So I'm scrolling through the features rather than the news and I come across this. Software developers, apparently, are under threat from censors. Apple is refusing to put violent games onto its iTunes store and Facebook is going to refuse to distribute some applications.

I'm interested mostly in the psychology that makes this idea offensive. It's rooted, quite deeply, in the original picure of the Internet as promoted by, I suppose, the original geek community who set it up. It was going to be the ultimate free for all, the great leveller - if you wanted to put something on the Internet, the argument ran, nobody was going to stop you.

Except someone is. But the point the article, and the book on which it's based. miss, is that this isn't strictly 'The Internet' being censored. It's a privately owned part of the Web. Yes, people are invited to take part in this area pretty much indiscriminately but it's wrong, wrong, wrong to assume that Apple, Facebook or anyone else is somehow obliged to carry content from a particular individual or company.

I mean, what's the point of owning a mega-successful company if you can't behave like an owner once in a while?

About the Author
Member Avatar GuyClapperton Staff Writer

Author, 'This Is Social Media' (Capstone Publishing 2009); freelance journalist in the UK for the Guardian, Times, Telegraph, Independent and others.

scru 909
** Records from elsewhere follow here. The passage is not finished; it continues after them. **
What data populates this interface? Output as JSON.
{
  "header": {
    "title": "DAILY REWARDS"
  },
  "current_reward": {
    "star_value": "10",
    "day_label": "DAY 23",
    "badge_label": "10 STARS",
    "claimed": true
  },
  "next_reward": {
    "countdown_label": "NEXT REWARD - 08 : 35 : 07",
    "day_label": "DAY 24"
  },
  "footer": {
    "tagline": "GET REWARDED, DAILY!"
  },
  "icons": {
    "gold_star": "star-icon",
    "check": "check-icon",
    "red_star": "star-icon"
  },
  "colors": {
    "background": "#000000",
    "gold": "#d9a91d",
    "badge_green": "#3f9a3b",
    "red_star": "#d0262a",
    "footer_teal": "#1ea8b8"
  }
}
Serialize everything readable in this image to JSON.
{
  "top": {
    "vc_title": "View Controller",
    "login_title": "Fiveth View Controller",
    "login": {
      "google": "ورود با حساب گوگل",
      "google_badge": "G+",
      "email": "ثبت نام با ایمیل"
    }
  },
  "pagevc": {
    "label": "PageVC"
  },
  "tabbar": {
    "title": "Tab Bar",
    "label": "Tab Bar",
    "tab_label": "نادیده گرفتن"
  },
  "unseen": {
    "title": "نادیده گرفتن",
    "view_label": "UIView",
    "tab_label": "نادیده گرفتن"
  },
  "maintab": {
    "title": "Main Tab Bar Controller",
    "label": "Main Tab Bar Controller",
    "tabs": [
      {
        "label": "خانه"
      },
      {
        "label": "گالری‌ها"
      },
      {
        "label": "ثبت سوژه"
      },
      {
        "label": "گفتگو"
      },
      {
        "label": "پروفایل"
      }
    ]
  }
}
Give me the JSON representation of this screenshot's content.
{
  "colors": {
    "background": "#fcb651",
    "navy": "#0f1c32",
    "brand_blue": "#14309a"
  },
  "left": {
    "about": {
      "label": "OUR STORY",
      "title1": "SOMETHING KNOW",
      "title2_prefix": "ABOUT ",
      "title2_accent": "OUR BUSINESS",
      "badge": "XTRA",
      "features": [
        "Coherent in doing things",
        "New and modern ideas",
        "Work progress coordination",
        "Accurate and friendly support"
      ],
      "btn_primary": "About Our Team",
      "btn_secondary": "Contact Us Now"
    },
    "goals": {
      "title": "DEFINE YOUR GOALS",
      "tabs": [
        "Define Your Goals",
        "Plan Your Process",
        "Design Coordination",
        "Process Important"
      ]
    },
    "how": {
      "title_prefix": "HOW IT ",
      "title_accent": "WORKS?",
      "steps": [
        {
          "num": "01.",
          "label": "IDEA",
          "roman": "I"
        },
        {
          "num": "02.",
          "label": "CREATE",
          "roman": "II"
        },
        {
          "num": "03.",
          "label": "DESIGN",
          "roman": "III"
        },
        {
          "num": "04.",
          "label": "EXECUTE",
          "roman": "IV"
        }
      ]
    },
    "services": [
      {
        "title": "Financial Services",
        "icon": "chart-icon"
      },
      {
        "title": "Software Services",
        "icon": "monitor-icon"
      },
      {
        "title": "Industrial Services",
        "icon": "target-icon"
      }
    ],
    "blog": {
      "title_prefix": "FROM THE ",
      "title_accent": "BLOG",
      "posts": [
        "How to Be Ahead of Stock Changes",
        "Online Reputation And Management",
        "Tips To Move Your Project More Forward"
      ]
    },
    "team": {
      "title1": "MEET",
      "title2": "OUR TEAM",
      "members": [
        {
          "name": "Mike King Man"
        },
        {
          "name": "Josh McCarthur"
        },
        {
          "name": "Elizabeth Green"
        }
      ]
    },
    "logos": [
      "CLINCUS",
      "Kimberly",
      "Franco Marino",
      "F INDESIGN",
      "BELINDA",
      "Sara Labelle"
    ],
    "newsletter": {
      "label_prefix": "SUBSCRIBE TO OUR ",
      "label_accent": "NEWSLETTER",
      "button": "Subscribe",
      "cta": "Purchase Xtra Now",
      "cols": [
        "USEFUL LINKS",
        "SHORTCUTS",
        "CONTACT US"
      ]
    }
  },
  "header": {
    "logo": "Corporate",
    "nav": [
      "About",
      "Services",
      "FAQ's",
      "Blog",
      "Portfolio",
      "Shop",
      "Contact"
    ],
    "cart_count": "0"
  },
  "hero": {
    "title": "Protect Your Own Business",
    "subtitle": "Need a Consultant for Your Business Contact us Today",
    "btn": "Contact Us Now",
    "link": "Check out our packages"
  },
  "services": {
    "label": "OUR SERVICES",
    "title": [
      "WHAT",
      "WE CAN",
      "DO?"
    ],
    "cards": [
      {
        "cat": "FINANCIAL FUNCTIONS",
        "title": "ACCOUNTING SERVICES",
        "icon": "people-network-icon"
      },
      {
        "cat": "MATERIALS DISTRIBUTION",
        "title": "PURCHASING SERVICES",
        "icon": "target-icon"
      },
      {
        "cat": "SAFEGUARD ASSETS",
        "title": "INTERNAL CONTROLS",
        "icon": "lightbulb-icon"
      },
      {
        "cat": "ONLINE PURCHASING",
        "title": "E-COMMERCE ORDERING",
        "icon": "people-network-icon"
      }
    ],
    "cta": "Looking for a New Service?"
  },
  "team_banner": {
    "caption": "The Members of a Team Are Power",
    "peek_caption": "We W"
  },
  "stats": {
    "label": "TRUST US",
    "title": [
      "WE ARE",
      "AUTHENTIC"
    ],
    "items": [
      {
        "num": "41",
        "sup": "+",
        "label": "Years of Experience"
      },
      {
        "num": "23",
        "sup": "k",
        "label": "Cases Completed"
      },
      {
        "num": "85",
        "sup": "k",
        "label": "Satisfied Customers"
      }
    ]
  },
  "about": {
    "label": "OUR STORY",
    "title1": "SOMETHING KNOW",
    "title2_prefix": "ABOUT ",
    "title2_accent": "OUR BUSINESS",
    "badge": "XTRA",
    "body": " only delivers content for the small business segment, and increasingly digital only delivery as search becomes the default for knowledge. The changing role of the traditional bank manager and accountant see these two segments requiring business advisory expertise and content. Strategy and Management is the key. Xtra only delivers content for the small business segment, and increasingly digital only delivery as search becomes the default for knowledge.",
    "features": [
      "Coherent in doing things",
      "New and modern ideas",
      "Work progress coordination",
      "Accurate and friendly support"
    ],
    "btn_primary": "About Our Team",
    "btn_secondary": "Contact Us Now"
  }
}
I agree Guy. I don't know why people feel that they can force apple or Facebook to carry material that they deem offensive. The services belong to them and they have the right to chose what is, and is not acceptable for them (within the confines of the law). After all, it's their reputation at stake here.